Tuesday, September 5, 2006
Paul Ganley and Ben Allgrove, Baker & McKenzie, London, have published "Net Neutrality: A User's Guide" in the Computer, Law & Security Report, 2006. Here is the abstract.
Net neutrality is a complex issue that has generated intense levels of political discussion in the United States, but which has yet to attract significant attention from regulators in the UK.
Nevertheless, the question of whether network operators should be restricted or prevented from blocking network traffic or prioritising certain traffic or traffic from particular sources is a significant one for a wide range of stakeholders in the digital networked economy. Network operators contend that the build costs for the next generation of networks are so high that they must be permitted to monetise their control over this infrastructure as efficiently as possible. Meanwhile, an eclectic mix of interests including content and service providers, free speech and special interest groups and entertainers argue that net neutrality regulation is necessary to guarantee that the internet's core values and social utility are preserved.
This article offers an introduction to the net neutrality from a UK perspective.

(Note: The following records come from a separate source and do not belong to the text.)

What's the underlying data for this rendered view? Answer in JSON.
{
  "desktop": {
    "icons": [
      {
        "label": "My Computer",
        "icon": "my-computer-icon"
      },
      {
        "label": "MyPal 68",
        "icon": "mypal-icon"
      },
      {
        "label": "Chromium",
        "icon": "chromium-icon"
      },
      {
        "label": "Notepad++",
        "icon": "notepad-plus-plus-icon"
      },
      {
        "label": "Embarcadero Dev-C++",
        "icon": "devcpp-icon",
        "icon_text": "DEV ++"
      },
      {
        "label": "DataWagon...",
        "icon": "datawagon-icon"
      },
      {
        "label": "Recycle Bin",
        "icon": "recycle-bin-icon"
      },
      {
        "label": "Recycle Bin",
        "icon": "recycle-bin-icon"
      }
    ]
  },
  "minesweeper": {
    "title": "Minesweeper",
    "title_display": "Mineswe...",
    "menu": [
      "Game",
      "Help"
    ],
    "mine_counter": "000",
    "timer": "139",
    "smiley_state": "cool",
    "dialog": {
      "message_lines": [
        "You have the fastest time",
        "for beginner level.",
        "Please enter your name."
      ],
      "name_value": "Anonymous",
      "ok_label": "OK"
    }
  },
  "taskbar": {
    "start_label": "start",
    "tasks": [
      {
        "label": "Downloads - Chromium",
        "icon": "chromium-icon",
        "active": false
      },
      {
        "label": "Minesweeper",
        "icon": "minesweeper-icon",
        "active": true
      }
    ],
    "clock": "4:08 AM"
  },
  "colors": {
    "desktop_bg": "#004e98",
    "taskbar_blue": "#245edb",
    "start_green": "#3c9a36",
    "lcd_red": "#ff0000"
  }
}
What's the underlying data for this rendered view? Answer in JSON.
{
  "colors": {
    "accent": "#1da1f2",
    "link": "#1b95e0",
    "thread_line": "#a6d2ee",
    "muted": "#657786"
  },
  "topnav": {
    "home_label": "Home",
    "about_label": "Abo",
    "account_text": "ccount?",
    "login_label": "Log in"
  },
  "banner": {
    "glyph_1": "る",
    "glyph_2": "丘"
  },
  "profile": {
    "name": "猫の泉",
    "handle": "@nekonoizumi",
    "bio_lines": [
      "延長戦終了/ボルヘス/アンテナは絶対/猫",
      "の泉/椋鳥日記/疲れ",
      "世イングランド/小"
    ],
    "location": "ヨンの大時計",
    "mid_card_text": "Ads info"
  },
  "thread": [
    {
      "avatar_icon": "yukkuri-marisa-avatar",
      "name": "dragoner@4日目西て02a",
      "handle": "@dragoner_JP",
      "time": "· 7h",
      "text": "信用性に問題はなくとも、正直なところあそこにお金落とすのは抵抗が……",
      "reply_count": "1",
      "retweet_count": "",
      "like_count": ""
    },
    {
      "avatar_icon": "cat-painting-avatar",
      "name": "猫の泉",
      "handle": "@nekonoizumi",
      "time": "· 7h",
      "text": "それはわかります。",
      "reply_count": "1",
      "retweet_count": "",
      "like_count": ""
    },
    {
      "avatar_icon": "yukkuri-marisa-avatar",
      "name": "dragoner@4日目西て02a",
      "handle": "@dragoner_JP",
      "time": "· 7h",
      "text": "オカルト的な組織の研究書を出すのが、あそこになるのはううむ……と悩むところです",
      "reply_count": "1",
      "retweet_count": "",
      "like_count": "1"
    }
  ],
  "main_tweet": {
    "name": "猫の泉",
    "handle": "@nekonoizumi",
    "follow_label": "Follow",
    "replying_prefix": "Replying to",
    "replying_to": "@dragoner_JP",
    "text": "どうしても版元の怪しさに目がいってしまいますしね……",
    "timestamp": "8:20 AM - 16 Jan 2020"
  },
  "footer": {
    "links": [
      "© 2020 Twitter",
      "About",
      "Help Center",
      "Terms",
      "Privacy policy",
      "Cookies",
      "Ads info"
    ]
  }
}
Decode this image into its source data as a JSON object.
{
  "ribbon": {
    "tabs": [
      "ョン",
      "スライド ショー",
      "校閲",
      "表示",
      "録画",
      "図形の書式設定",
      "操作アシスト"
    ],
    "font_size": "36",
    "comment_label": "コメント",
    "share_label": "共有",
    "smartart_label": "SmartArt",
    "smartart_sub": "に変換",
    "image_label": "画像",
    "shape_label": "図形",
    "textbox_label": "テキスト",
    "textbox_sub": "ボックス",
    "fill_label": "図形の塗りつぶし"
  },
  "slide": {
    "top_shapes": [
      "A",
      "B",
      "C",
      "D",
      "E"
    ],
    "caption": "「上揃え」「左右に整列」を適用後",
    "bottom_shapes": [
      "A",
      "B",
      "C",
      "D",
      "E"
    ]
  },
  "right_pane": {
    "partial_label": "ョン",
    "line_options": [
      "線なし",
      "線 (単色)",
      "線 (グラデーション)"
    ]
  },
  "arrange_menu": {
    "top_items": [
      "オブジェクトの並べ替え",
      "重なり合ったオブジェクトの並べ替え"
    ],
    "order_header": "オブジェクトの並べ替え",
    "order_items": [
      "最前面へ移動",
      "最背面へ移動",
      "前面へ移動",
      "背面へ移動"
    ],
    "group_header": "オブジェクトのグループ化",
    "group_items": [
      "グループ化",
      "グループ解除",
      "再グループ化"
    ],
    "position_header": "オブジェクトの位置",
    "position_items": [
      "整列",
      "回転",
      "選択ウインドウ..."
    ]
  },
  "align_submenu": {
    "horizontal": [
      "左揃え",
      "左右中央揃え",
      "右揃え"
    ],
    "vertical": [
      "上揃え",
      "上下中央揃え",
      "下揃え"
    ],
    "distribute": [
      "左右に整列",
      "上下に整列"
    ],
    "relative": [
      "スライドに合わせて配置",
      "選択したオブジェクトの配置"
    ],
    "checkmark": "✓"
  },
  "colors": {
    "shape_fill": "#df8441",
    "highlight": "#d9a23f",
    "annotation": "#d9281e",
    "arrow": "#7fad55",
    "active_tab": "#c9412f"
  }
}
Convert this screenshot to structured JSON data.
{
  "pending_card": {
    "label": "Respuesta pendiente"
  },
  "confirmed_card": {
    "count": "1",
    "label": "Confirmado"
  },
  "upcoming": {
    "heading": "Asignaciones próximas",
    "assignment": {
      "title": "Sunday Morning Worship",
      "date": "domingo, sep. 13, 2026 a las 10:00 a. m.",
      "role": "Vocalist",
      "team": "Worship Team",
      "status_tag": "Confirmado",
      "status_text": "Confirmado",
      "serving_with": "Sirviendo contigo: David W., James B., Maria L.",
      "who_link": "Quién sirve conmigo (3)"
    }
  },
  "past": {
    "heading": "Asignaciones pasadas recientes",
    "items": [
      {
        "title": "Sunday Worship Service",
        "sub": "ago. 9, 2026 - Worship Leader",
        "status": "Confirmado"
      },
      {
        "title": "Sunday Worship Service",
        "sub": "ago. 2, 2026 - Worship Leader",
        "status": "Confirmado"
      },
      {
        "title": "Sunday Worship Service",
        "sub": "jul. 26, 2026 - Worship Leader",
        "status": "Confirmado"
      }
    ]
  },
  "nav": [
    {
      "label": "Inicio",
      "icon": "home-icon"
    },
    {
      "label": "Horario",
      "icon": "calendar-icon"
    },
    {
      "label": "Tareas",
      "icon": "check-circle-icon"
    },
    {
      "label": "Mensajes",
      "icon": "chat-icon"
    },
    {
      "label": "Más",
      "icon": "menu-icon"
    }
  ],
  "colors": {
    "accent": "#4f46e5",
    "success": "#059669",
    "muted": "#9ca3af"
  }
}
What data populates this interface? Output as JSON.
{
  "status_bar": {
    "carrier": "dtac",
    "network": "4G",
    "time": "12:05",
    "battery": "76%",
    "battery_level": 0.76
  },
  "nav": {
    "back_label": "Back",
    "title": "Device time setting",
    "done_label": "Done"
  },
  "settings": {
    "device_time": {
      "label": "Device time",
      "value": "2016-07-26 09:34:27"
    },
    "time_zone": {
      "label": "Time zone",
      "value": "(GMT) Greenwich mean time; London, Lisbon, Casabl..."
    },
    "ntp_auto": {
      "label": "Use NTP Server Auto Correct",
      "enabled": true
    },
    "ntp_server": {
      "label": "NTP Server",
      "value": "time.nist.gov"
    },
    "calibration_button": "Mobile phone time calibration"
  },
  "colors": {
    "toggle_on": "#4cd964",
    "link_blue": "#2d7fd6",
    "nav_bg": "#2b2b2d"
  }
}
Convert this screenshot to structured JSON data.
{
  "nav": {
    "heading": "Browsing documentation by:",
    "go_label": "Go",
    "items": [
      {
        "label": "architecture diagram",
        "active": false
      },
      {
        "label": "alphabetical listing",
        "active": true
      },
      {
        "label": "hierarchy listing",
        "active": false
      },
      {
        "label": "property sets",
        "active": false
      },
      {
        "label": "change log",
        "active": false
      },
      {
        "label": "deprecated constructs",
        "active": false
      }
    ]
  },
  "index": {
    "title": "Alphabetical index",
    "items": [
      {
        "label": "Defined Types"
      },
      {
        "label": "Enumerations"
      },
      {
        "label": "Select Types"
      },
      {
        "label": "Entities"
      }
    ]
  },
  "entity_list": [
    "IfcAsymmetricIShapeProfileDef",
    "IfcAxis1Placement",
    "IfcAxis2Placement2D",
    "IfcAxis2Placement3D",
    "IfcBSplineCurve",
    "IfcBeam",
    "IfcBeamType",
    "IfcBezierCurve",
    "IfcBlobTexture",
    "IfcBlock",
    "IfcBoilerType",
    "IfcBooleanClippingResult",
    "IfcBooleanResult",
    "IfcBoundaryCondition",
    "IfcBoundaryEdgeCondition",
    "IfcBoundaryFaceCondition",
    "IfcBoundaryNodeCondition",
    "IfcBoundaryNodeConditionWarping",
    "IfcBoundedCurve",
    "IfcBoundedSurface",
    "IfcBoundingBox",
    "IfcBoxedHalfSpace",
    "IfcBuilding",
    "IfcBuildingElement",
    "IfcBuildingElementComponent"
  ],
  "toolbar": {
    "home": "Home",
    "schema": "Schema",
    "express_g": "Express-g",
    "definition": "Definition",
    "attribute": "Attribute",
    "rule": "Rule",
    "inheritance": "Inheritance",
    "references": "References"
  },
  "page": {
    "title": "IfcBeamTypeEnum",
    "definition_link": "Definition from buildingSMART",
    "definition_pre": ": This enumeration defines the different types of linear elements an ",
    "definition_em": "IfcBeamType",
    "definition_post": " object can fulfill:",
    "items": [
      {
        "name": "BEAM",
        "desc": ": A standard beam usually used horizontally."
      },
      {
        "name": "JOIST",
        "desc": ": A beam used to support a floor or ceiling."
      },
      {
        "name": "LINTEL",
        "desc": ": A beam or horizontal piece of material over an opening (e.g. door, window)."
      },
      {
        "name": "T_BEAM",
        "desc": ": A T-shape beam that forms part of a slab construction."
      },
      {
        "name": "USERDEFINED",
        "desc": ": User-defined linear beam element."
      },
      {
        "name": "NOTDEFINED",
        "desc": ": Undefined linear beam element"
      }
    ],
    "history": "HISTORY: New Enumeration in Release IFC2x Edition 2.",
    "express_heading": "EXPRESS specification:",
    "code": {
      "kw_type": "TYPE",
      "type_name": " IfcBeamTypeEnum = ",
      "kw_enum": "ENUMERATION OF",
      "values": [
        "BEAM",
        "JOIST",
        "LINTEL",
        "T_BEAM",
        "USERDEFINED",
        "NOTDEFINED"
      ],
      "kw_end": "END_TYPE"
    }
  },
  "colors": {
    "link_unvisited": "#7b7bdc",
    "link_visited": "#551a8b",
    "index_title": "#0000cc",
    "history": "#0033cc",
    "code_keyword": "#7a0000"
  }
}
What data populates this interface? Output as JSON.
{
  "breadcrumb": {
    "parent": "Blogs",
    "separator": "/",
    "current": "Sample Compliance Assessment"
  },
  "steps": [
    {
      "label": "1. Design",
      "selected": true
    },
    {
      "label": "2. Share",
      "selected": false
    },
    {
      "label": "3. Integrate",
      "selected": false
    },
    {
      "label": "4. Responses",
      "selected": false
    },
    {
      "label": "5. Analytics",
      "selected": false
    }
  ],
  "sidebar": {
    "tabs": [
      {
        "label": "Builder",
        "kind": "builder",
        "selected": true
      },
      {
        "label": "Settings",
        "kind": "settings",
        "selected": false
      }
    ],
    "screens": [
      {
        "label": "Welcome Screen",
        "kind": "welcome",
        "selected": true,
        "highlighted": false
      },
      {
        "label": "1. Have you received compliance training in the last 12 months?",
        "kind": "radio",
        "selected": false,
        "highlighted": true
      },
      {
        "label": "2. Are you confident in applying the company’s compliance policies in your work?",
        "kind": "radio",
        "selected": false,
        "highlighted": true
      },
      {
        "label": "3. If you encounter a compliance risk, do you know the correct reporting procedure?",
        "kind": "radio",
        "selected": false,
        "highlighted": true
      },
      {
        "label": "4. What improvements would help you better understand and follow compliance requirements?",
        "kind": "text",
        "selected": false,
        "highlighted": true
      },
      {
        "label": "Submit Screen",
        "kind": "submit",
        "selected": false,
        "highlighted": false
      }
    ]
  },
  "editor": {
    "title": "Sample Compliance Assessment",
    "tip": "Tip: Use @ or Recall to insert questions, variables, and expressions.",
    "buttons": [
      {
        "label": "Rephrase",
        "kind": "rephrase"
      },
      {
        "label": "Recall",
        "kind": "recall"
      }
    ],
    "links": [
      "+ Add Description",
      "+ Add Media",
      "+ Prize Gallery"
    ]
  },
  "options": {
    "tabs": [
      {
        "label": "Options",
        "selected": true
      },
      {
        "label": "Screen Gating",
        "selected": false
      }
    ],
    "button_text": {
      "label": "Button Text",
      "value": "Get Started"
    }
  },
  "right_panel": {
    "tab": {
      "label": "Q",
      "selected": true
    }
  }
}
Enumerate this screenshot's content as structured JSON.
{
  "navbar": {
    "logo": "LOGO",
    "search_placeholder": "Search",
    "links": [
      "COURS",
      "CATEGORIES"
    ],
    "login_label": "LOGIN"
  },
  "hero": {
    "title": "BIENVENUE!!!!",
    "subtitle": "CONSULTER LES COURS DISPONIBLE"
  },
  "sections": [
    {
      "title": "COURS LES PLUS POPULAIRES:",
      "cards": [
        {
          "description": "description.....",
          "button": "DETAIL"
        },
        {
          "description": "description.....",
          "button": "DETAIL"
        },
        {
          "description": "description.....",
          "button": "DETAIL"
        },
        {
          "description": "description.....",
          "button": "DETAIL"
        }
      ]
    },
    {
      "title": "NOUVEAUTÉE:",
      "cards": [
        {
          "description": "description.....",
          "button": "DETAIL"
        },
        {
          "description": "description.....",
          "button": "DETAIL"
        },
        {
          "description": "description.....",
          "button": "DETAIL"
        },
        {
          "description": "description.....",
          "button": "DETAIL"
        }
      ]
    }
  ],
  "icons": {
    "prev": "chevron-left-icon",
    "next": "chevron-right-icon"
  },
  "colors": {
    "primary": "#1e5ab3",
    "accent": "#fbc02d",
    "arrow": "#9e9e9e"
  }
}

The authors explain the technical, commercial, political and legal considerations that underpin the issue and suggest that whilst network neutrality regulation in its strongest incarnation is not practical or desirable, a level of regulatory action designed to enhance the choices of end-users is the best way forward.
Download the entire paper from SSRN here.